A sad coincidence: I just read of the passing of theater director Gordon Davidson, which occurred on the same day as Sir Neville’s. Davidson was the longtime Arristic Director of the Center Theater Group in Los Angeles, and their home base was the Mark Taper Forum at the Los Angeles Music Center — the same hall in which Marriner and the Los Angeles Chamber Orchestra would hold their concerts. Sometimes a play would be in mid-production at the time of an LACO concert, and the orchestra would be seated in the midst of the stage set for that particular play. (I remember one LACO performance in a lovely set for Shaw’s “Major Barbara”, which I also saw and which production featured an up-and-coming actress named Blythe Danner.)

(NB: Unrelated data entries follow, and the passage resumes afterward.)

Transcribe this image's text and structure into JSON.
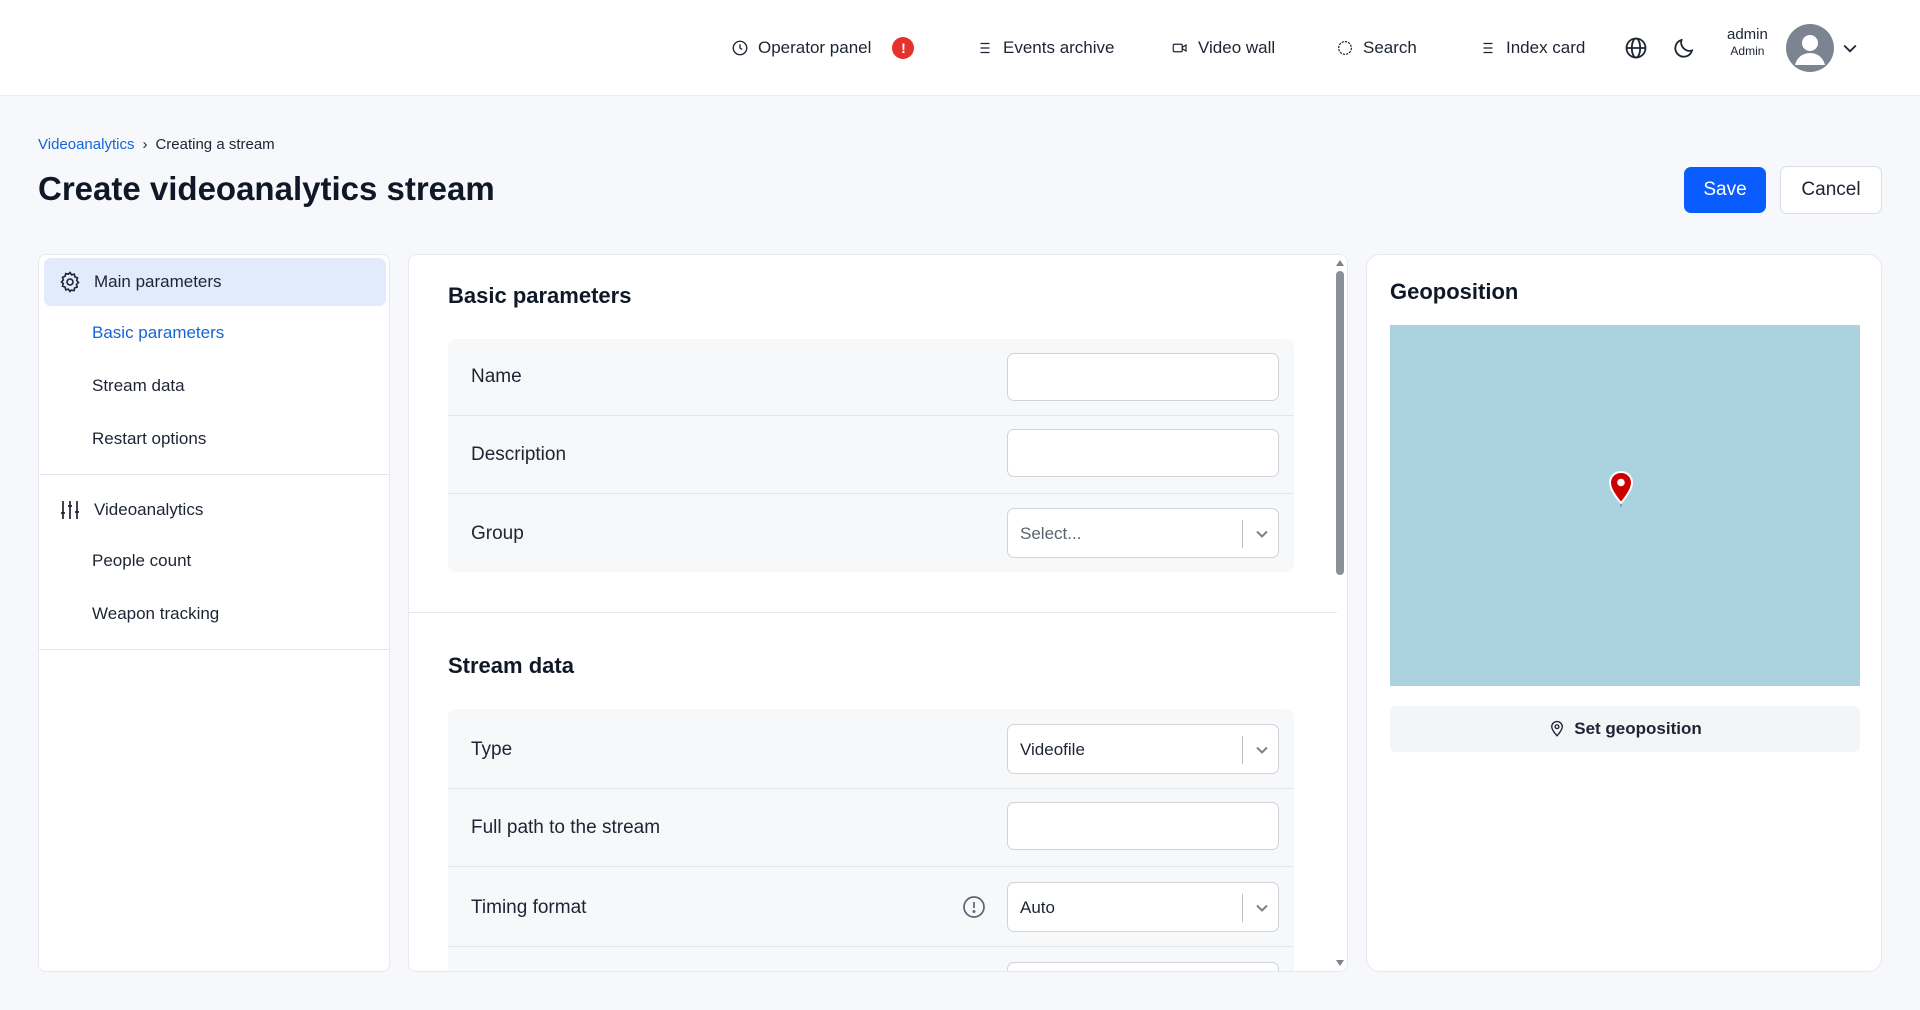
{
  "header": {
    "nav": {
      "operator_panel": "Operator panel",
      "operator_alert": "!",
      "events_archive": "Events archive",
      "video_wall": "Video wall",
      "search": "Search",
      "index_card": "Index card"
    },
    "user": {
      "name": "admin",
      "role": "Admin"
    }
  },
  "breadcrumb": {
    "parent": "Videoanalytics",
    "separator": "›",
    "current": "Creating a stream"
  },
  "page": {
    "title": "Create videoanalytics stream",
    "save_label": "Save",
    "cancel_label": "Cancel"
  },
  "sidebar": {
    "groups": [
      {
        "label": "Main parameters",
        "icon": "gear-icon",
        "items": [
          "Basic parameters",
          "Stream data",
          "Restart options"
        ]
      },
      {
        "label": "Videoanalytics",
        "icon": "sliders-icon",
        "items": [
          "People count",
          "Weapon tracking"
        ]
      }
    ]
  },
  "form": {
    "basic": {
      "title": "Basic parameters",
      "name_label": "Name",
      "name_value": "",
      "description_label": "Description",
      "description_value": "",
      "group_label": "Group",
      "group_placeholder": "Select..."
    },
    "stream": {
      "title": "Stream data",
      "type_label": "Type",
      "type_value": "Videofile",
      "path_label": "Full path to the stream",
      "path_value": "",
      "timing_label": "Timing format",
      "timing_value": "Auto"
    }
  },
  "geo": {
    "title": "Geoposition",
    "button_label": "Set geoposition",
    "map_color": "#aad3df",
    "marker_color": "#cc0000"
  },
  "colors": {
    "accent": "#0b5cff",
    "link": "#1565d8",
    "alert": "#e5322d",
    "active_menu_bg": "#e1ebfb"
  }
}
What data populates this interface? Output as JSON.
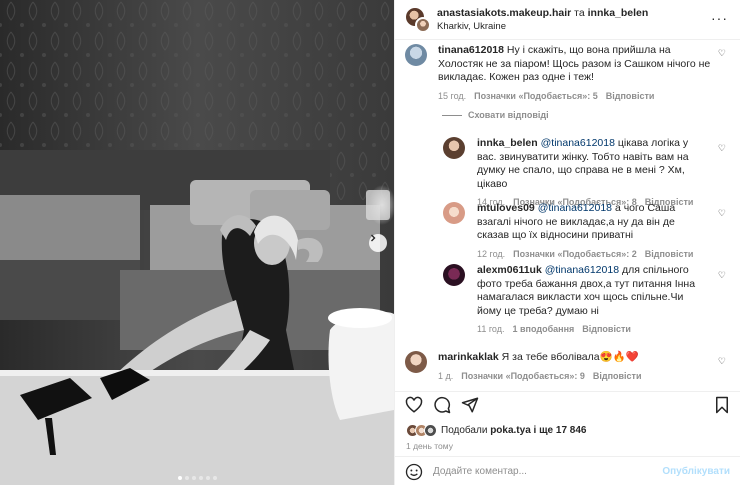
{
  "header": {
    "user1": "anastasiakots.makeup.hair",
    "joiner": "та",
    "user2": "innka_belen",
    "location": "Kharkiv, Ukraine"
  },
  "photo": {
    "slides_total": 6,
    "active_slide": 1,
    "tone": "black-and-white"
  },
  "comments": [
    {
      "user": "tinana612018",
      "text": "Ну і скажіть, що вона прийшла на Холостяк не за піаром! Щось разом із Сашком нічого не викладає. Кожен раз одне і теж!",
      "time": "15 год.",
      "likes": "Позначки «Подобається»: 5",
      "reply": "Відповісти"
    },
    {
      "user": "innka_belen",
      "mention": "@tinana612018",
      "text": "цікава логіка у вас. звинуватити жінку. Тобто навіть вам на думку не спало, що справа не в мені ? Хм, цікаво",
      "time": "14 год.",
      "likes": "Позначки «Подобається»: 8",
      "reply": "Відповісти"
    },
    {
      "user": "mtuloves09",
      "mention": "@tinana612018",
      "text": "а чого Саша взагалі нічого не викладає,а ну да він де сказав що їх відносини приватні",
      "time": "12 год.",
      "likes": "Позначки «Подобається»: 2",
      "reply": "Відповісти"
    },
    {
      "user": "alexm0611uk",
      "mention": "@tinana612018",
      "text": "для спільного фото треба бажання двох,а тут питання Інна намагалася викласти хоч щось спільне.Чи йому це треба? думаю ні",
      "time": "11 год.",
      "likes": "1 вподобання",
      "reply": "Відповісти"
    },
    {
      "user": "marinkaklak",
      "text": "Я за тебе вболівала😍🔥❤️",
      "time": "1 д.",
      "likes": "Позначки «Подобається»: 9",
      "reply": "Відповісти"
    }
  ],
  "hide_replies": "Сховати відповіді",
  "likes_line": {
    "prefix": "Подобали",
    "user": "poka.tya",
    "suffix": "і ще 17 846"
  },
  "post_date": "1 день тому",
  "add_comment": {
    "placeholder": "Додайте коментар...",
    "publish": "Опублікувати"
  },
  "colors": {
    "link": "#00376b",
    "muted": "#8e8e8e",
    "publish": "#b2dffc",
    "text": "#262626"
  }
}
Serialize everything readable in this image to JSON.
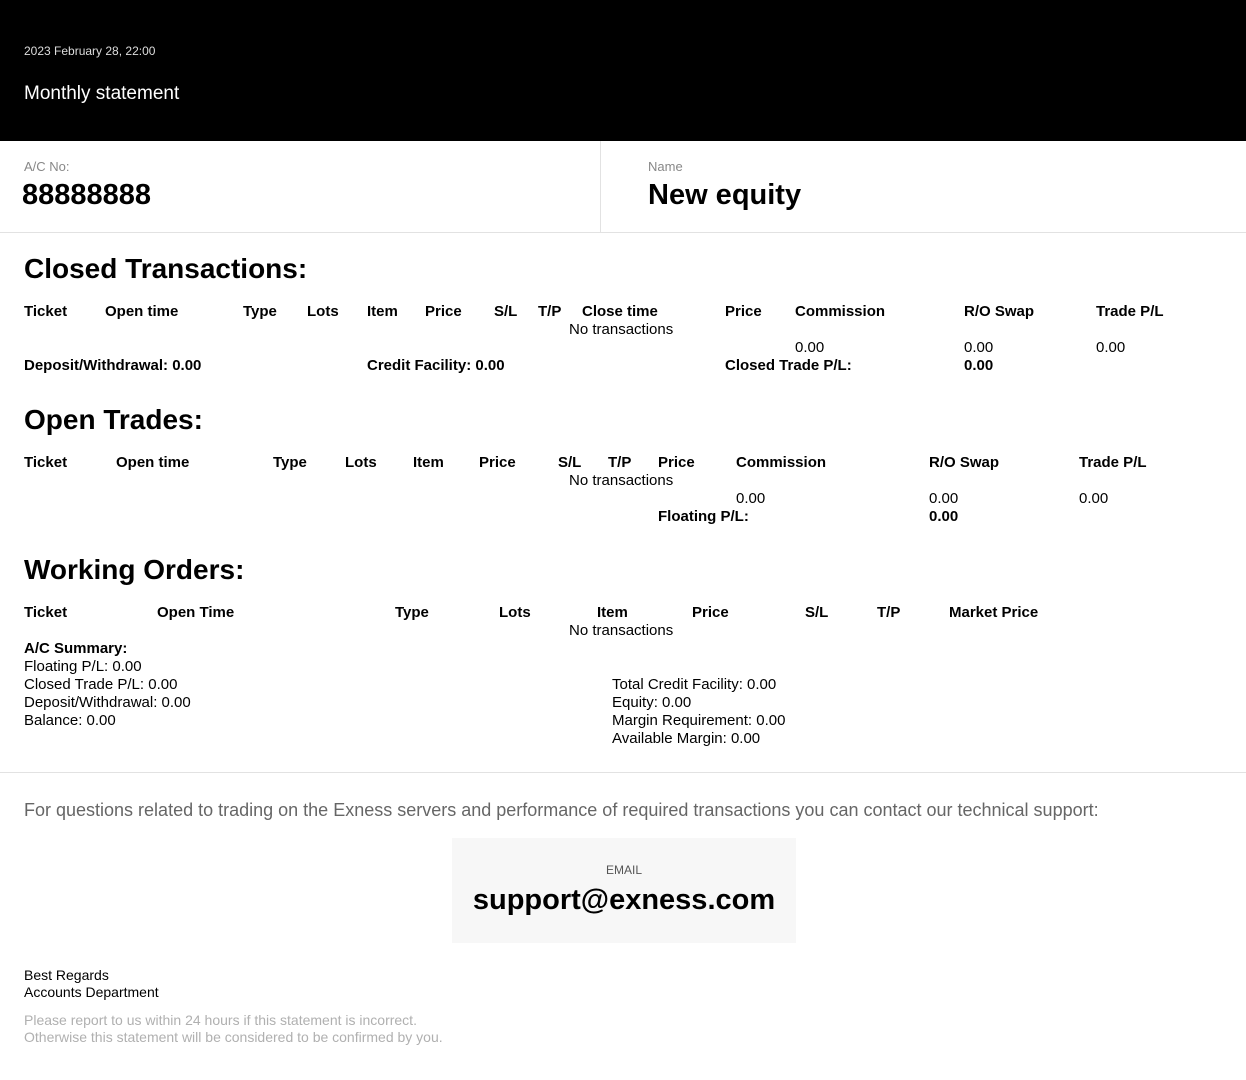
{
  "header": {
    "date": "2023 February 28, 22:00",
    "title": "Monthly statement"
  },
  "account": {
    "ac_label": "A/C No:",
    "ac_value": "88888888",
    "name_label": "Name",
    "name_value": "New equity"
  },
  "closed": {
    "title": "Closed Transactions:",
    "headers": [
      "Ticket",
      "Open time",
      "Type",
      "Lots",
      "Item",
      "Price",
      "S/L",
      "T/P",
      "Close time",
      "Price",
      "Commission",
      "R/O Swap",
      "Trade P/L"
    ],
    "empty": "No transactions",
    "commission_total": "0.00",
    "swap_total": "0.00",
    "pl_total": "0.00",
    "deposit": "Deposit/Withdrawal: 0.00",
    "credit": "Credit Facility: 0.00",
    "closed_pl_label": "Closed Trade P/L:",
    "closed_pl_value": "0.00"
  },
  "open": {
    "title": "Open Trades:",
    "headers": [
      "Ticket",
      "Open time",
      "Type",
      "Lots",
      "Item",
      "Price",
      "S/L",
      "T/P",
      "Price",
      "Commission",
      "R/O Swap",
      "Trade P/L"
    ],
    "empty": "No transactions",
    "commission_total": "0.00",
    "swap_total": "0.00",
    "pl_total": "0.00",
    "floating_label": "Floating P/L:",
    "floating_value": "0.00"
  },
  "working": {
    "title": "Working Orders:",
    "headers": [
      "Ticket",
      "Open Time",
      "Type",
      "Lots",
      "Item",
      "Price",
      "S/L",
      "T/P",
      "Market Price"
    ],
    "empty": "No transactions"
  },
  "summary": {
    "title": "A/C Summary:",
    "left": [
      "Floating P/L: 0.00",
      "Closed Trade P/L: 0.00",
      "Deposit/Withdrawal: 0.00",
      "Balance: 0.00"
    ],
    "right": [
      "Total Credit Facility: 0.00",
      "Equity: 0.00",
      "Margin Requirement: 0.00",
      "Available Margin: 0.00"
    ]
  },
  "support": {
    "text": "For questions related to trading on the Exness servers and performance of required transactions you can contact our technical support:",
    "email_label": "EMAIL",
    "email": "support@exness.com"
  },
  "footer": {
    "regards": "Best Regards",
    "dept": "Accounts Department",
    "note1": "Please report to us within 24 hours if this statement is incorrect.",
    "note2": "Otherwise this statement will be considered to be confirmed by you."
  }
}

A lovely eulogy of Neville Marriner’s greatness and his wonderful contribution to music in so many respects. Thank you.
The music world has lost another towering colossus.The ASMF under Neville Marriner were regarded as the finest chamber orchestra in the world in the sixties & seventies until the original instrument era started to shed new light on the old baroque & classical period masterpieces.In spite of this ,many of their recordings remain benchmarks to this day. One of my most prized sets of CD’s is the wonderful set of 28 CD’s of the Argo years with the ASMF’s early recordings in wonderful analogue sound. RIP Sir Neville & thank you for the music, a never ending source of inspiration!
Which great conductors born in the 1920’s are still alive apart from Blomstedt, Haitink, Dohnanyi and Previn?
While the (very) short list would be subject to one’s taste, I think that Stanisław Skrowaczewski merits inclusion in that category.
Definitely. And Prêtre sometimes.
Dear Christos, just to add to your lovely memories, describing vividly what a great man he was, let me tell you that Sir Neville conducted Mahler’s number One here in Zagreb, with Zagreb Philharmonic Orchestra – twice. First time, in 2009., for all of us, the orchestra, audience and him, it fell in an unfortunate moment when Lisinski concert hall was going through some reconstruction so they performed in totally not adequate venue of a bank center hall. Hi did it without complaining, doing his best. But, for his next guest performance in 2011, then back in the concert hall, the manager of the orchestra did a nice, sort of apologizing gesture to him and the audience, and listed Mahler’s Titan again. What a superb performance it was, with the finale still resounding clearly and triumphant in my memory. There was not a hint that Sir Neville has any problem with taking Mahler seriously. And it was Mahler with unusual heavenly smile on his face.
There is an online book of condolences on the Academy of St. martin in the Fields page – http://www.asmf.org/condolences/